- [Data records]
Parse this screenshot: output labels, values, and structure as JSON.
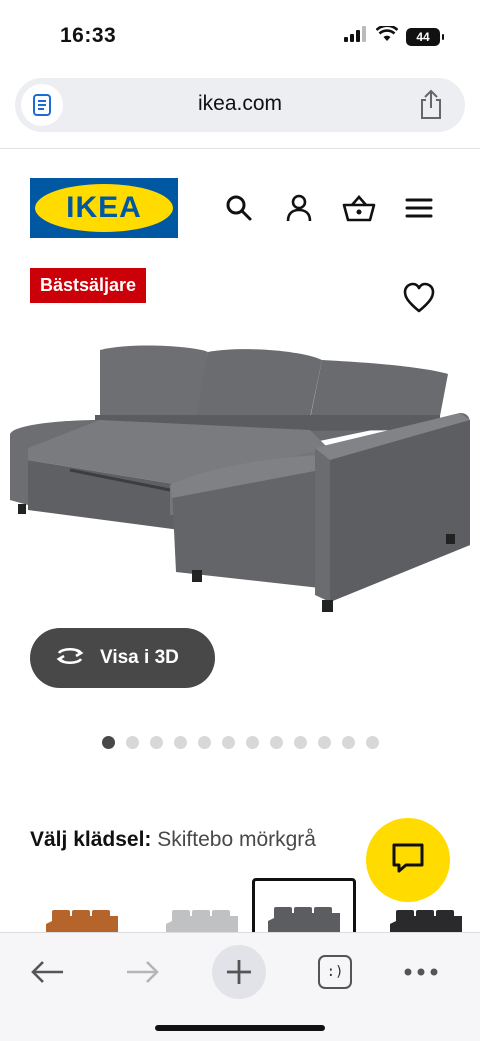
{
  "status_bar": {
    "time": "16:33",
    "battery": "44",
    "icons": [
      "signal-icon",
      "wifi-icon",
      "battery-icon"
    ]
  },
  "browser": {
    "url": "ikea.com",
    "doc_icon": "reader-icon",
    "share_icon": "share-icon"
  },
  "header": {
    "logo_text": "IKEA",
    "icons": [
      "search-icon",
      "user-icon",
      "cart-icon",
      "menu-icon"
    ]
  },
  "product": {
    "badge": "Bästsäljare",
    "view_3d_label": "Visa i 3D",
    "image_count": 12,
    "active_image_index": 0,
    "fabric_label": "Välj klädsel:",
    "fabric_value": "Skiftebo mörkgrå",
    "swatches": [
      {
        "name": "Brun",
        "color": "#b5652b"
      },
      {
        "name": "Ljusgrå",
        "color": "#bfc1c2"
      },
      {
        "name": "Mörkgrå",
        "color": "#5c5d60",
        "selected": true
      },
      {
        "name": "Svart",
        "color": "#2a2a2c"
      }
    ]
  },
  "colors": {
    "ikea_blue": "#0058a3",
    "ikea_yellow": "#ffdb00",
    "badge_red": "#cc0008",
    "button_dark": "#484848"
  },
  "bottom_nav": {
    "items": [
      "back-icon",
      "forward-icon",
      "new-tab-icon",
      "tabs-icon",
      "more-icon"
    ],
    "tabs_glyph": ":)"
  }
}
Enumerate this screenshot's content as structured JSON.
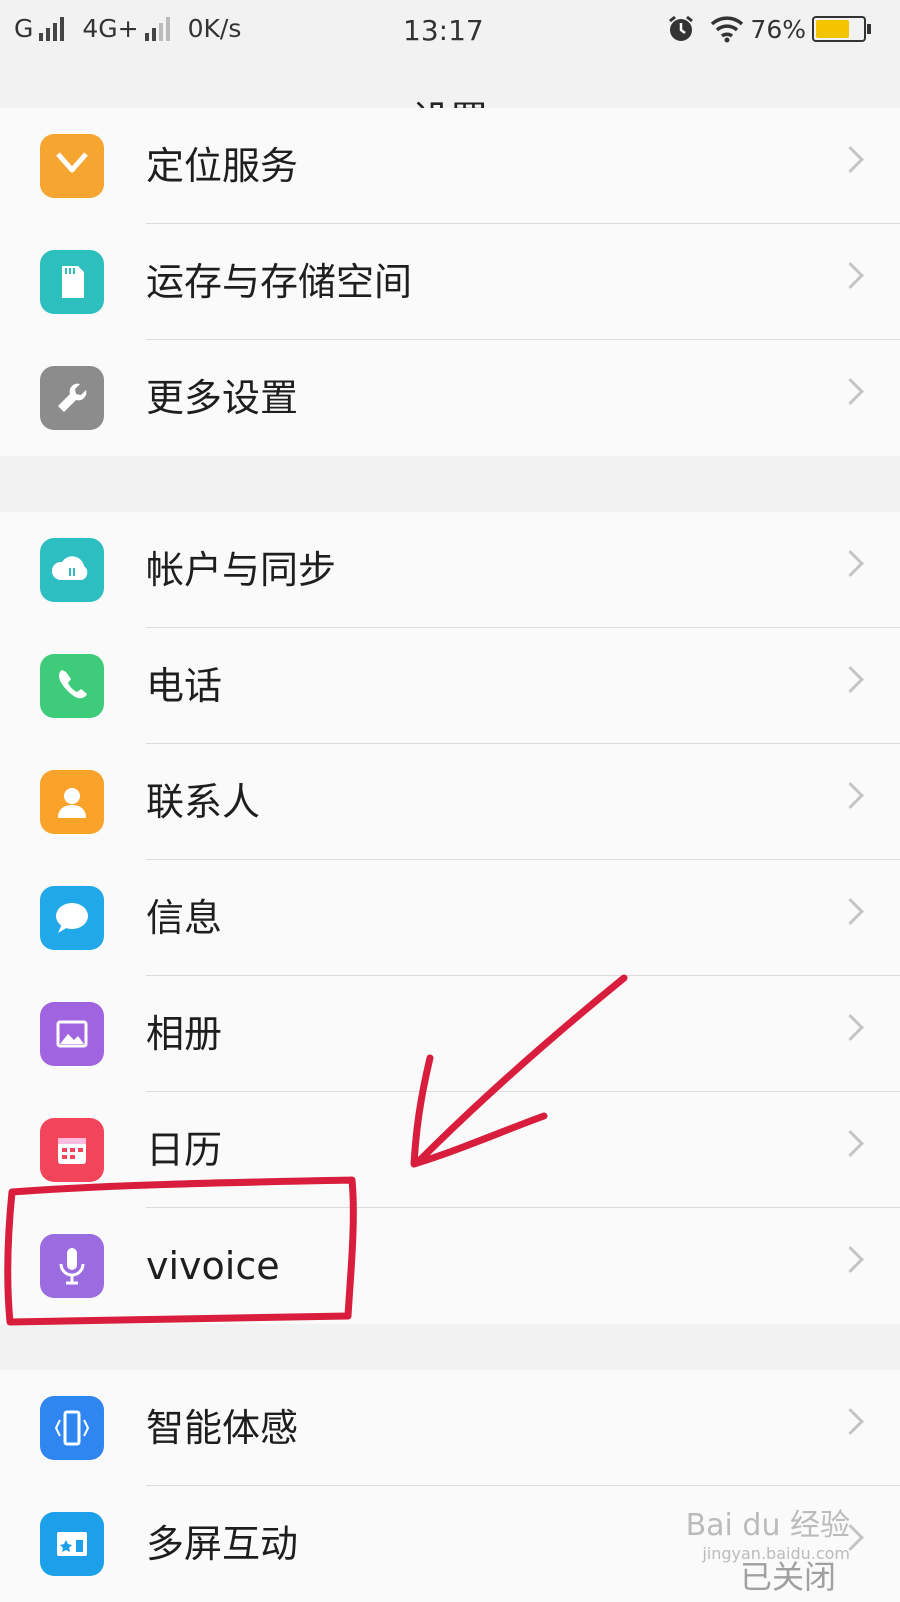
{
  "status_bar": {
    "carrier1": "G",
    "carrier2": "4G+",
    "speed": "0K/s",
    "time": "13:17",
    "battery": "76%",
    "battery_level": 0.76
  },
  "header": {
    "title": "设置"
  },
  "groups": [
    {
      "items": [
        {
          "label": "定位服务",
          "icon": "location-icon",
          "color": "#f7a531"
        },
        {
          "label": "运存与存储空间",
          "icon": "sd-card-icon",
          "color": "#2dbfbd"
        },
        {
          "label": "更多设置",
          "icon": "wrench-icon",
          "color": "#8c8c8c"
        }
      ]
    },
    {
      "items": [
        {
          "label": "帐户与同步",
          "icon": "cloud-sync-icon",
          "color": "#2cbec0"
        },
        {
          "label": "电话",
          "icon": "phone-icon",
          "color": "#3ecb7a"
        },
        {
          "label": "联系人",
          "icon": "contact-icon",
          "color": "#f9a32b"
        },
        {
          "label": "信息",
          "icon": "message-icon",
          "color": "#21a8e8"
        },
        {
          "label": "相册",
          "icon": "gallery-icon",
          "color": "#a164e0"
        },
        {
          "label": "日历",
          "icon": "calendar-icon",
          "color": "#f2445a"
        },
        {
          "label": "vivoice",
          "icon": "microphone-icon",
          "color": "#9b6be0"
        }
      ]
    },
    {
      "items": [
        {
          "label": "智能体感",
          "icon": "smart-motion-icon",
          "color": "#2f86f0"
        },
        {
          "label": "多屏互动",
          "icon": "multi-screen-icon",
          "color": "#1ca0ea"
        }
      ]
    }
  ],
  "watermark": {
    "logo": "Bai du 经验",
    "site": "jingyan.baidu.com",
    "closed": "已关闭"
  },
  "colors": {
    "annotation": "#d81e3c"
  }
}
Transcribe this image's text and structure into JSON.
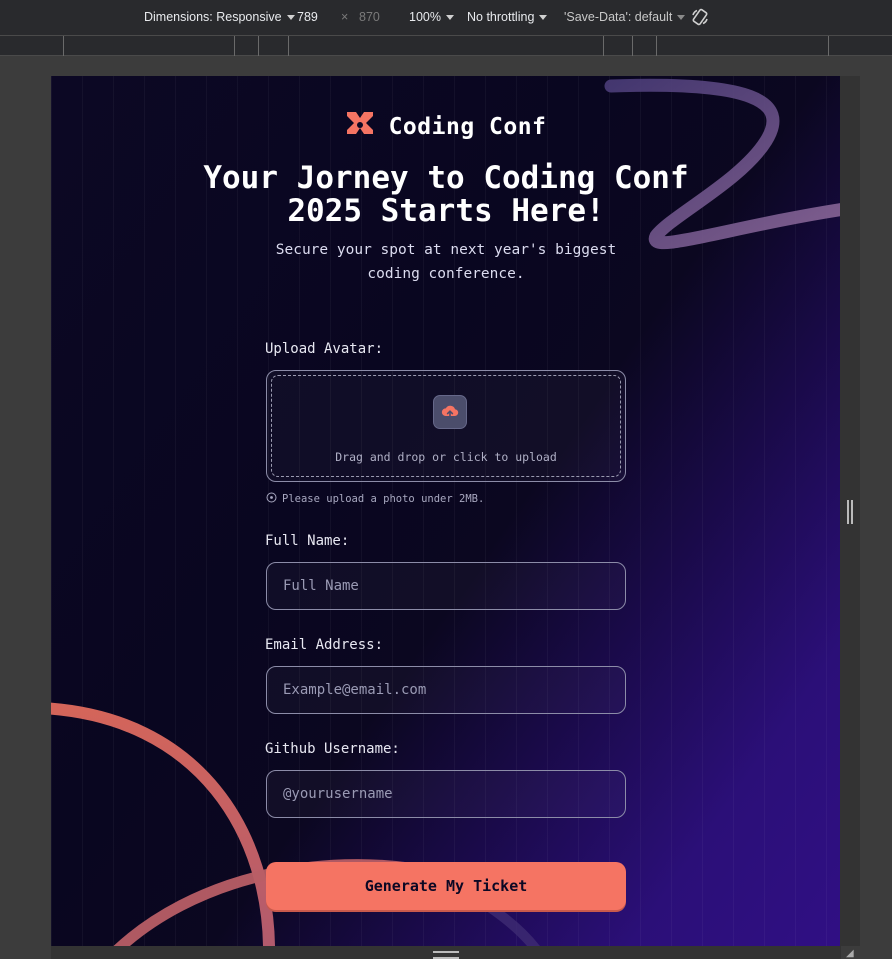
{
  "devtools": {
    "dimensions_label": "Dimensions: Responsive",
    "width": "789",
    "times": "×",
    "height": "870",
    "zoom": "100%",
    "throttling": "No throttling",
    "save_data": "'Save-Data': default"
  },
  "page": {
    "logo_text": "Coding Conf",
    "title": "Your Jorney to Coding Conf 2025 Starts Here!",
    "subtitle": "Secure your spot at next year's biggest coding conference.",
    "upload": {
      "label": "Upload Avatar:",
      "prompt": "Drag and drop or click to upload",
      "hint": "Please upload a photo under 2MB."
    },
    "fields": {
      "full_name": {
        "label": "Full Name:",
        "placeholder": "Full Name"
      },
      "email": {
        "label": "Email Address:",
        "placeholder": "Example@email.com"
      },
      "github": {
        "label": "Github Username:",
        "placeholder": "@yourusername"
      }
    },
    "submit_label": "Generate My Ticket"
  },
  "colors": {
    "accent": "#f57463",
    "background_dark": "#0c0824",
    "background_purple": "#300f84"
  }
}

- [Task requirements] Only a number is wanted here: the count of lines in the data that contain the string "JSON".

- [Worked solution] 3